Directions for this task: Search each line below for the word "upozornění" and list those that contain it.

Records from a data source:
Content starts
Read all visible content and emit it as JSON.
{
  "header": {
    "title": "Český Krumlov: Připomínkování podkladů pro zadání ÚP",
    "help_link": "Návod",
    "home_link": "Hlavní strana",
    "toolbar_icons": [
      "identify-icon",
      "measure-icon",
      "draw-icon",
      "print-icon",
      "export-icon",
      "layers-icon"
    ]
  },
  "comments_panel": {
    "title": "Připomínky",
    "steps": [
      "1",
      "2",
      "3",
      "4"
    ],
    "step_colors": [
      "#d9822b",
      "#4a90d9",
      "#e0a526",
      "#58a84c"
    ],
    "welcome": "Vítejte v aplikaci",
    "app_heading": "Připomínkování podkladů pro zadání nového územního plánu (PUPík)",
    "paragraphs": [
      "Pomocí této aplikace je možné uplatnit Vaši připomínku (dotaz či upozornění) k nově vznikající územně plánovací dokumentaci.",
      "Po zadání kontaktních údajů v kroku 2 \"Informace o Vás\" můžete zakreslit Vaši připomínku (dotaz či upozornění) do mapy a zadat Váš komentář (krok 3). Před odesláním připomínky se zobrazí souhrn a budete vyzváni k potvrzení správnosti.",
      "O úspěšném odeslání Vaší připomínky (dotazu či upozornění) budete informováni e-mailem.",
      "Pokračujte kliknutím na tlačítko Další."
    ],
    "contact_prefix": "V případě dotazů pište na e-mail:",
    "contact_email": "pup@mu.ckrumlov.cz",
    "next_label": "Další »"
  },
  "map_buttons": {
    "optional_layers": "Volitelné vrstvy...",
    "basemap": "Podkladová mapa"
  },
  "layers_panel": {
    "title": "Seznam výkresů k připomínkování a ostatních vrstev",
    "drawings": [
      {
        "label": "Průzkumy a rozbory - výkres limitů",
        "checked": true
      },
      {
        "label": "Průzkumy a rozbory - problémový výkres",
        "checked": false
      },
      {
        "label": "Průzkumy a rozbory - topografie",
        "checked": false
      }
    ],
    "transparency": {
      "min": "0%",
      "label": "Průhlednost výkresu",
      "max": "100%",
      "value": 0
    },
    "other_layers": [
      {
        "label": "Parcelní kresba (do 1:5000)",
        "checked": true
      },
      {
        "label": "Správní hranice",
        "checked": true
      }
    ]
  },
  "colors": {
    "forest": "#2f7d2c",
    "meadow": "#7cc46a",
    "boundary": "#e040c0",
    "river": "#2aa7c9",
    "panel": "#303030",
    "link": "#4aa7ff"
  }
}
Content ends
Result for this task:
      "Pomocí této aplikace je možné uplatnit Vaši připomínku (dotaz či upozornění) k nově vznikající územně plánovací dokumentaci.",
      "Po zadání kontaktních údajů v kroku 2 \"Informace o Vás\" můžete zakreslit Vaši připomínku (dotaz či upozornění) do mapy a zadat Váš komentář (krok 3). Před odesláním připomínky se zobrazí souhrn a budete vyzváni k potvrzení správnosti.",
      "O úspěšném odeslání Vaší připomínky (dotazu či upozornění) budete informováni e-mailem.",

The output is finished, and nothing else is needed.